Records drawn from a dataset:
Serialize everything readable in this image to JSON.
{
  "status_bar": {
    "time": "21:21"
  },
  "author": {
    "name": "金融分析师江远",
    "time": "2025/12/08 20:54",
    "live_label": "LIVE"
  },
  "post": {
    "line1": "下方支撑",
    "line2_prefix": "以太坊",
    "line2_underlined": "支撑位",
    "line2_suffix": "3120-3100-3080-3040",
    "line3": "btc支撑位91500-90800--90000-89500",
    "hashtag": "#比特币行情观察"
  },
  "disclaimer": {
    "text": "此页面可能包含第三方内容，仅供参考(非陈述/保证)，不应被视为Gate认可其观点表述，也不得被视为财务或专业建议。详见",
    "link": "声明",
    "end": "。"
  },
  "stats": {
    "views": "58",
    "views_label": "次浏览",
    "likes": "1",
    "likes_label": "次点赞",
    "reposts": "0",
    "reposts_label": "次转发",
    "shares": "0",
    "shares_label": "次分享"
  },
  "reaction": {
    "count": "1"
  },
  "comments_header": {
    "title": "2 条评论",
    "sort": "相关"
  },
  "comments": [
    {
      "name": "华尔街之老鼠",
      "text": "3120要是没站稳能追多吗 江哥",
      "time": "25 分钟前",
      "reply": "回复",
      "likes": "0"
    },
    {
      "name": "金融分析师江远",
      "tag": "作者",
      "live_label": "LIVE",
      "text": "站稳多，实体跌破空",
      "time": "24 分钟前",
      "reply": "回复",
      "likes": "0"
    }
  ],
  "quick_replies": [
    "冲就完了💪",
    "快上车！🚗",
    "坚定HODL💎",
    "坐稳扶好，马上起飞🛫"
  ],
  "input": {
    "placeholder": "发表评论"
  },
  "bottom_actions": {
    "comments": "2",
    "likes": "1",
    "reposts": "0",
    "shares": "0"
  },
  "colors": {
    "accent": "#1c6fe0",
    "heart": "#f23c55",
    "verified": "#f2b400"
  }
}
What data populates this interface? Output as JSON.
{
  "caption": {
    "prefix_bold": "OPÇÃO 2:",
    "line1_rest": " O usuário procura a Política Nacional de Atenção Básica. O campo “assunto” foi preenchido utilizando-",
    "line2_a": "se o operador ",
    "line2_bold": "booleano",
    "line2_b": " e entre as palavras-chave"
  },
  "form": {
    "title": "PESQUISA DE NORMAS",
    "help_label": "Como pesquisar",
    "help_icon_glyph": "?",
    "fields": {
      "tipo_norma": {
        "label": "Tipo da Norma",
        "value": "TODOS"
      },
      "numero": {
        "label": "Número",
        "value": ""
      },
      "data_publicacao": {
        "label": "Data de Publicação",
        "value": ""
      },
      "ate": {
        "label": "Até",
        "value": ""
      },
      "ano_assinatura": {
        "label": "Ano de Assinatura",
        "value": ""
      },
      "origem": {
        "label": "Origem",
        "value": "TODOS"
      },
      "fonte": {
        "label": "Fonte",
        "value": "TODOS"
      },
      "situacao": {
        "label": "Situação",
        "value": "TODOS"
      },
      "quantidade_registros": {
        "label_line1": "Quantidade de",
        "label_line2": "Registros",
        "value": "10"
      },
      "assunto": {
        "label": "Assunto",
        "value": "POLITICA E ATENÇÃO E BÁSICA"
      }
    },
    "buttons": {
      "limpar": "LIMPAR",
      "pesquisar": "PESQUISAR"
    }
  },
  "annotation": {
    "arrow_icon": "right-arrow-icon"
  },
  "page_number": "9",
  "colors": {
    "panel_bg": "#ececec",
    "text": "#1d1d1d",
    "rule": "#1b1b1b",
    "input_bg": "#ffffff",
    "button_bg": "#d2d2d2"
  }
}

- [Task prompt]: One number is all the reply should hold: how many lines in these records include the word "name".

- [Final answer]: 3